ACTIVITY:
When a line in the data below includes "this", pick it out and copy it.

^^^^^^^^^^^^^^^^

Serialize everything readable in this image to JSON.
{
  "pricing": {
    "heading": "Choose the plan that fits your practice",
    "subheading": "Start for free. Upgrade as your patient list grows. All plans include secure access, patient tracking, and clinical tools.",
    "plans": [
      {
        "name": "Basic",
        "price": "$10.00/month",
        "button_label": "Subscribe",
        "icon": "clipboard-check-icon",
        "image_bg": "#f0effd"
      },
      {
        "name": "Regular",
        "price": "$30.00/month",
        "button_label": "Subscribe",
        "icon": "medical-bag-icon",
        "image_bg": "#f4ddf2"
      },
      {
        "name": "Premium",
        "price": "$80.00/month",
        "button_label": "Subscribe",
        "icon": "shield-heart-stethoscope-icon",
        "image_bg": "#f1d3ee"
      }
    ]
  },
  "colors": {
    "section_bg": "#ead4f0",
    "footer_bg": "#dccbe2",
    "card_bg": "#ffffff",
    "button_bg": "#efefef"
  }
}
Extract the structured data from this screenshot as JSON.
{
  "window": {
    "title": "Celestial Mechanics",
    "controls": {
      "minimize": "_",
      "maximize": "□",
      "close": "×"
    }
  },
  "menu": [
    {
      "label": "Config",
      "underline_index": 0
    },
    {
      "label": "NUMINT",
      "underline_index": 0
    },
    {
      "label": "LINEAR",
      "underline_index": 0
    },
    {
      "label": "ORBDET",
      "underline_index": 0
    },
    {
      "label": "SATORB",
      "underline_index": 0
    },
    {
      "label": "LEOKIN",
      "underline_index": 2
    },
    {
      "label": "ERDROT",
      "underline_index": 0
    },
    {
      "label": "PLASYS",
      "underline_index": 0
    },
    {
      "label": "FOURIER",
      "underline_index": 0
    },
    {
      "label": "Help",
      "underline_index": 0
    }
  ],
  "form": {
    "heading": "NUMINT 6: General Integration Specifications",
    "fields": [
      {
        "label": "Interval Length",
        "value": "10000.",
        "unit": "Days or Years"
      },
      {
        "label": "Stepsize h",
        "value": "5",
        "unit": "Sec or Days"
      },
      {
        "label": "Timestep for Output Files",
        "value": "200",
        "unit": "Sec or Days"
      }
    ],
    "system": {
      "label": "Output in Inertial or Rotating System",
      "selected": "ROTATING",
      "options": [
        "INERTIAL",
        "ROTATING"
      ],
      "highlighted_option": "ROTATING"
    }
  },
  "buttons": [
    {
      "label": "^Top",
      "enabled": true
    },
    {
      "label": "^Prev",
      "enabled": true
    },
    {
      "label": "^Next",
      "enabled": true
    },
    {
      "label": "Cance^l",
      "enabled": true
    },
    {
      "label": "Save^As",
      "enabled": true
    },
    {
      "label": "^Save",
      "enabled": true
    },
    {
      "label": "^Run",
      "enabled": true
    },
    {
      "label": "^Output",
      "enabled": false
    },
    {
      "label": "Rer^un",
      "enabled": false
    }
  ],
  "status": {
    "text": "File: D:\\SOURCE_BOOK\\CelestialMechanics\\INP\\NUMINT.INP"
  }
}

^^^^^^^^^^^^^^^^

ANSWER SPACE:
Serialize everything readable in this image to JSON.
Extract the structured data from this screenshot as JSON.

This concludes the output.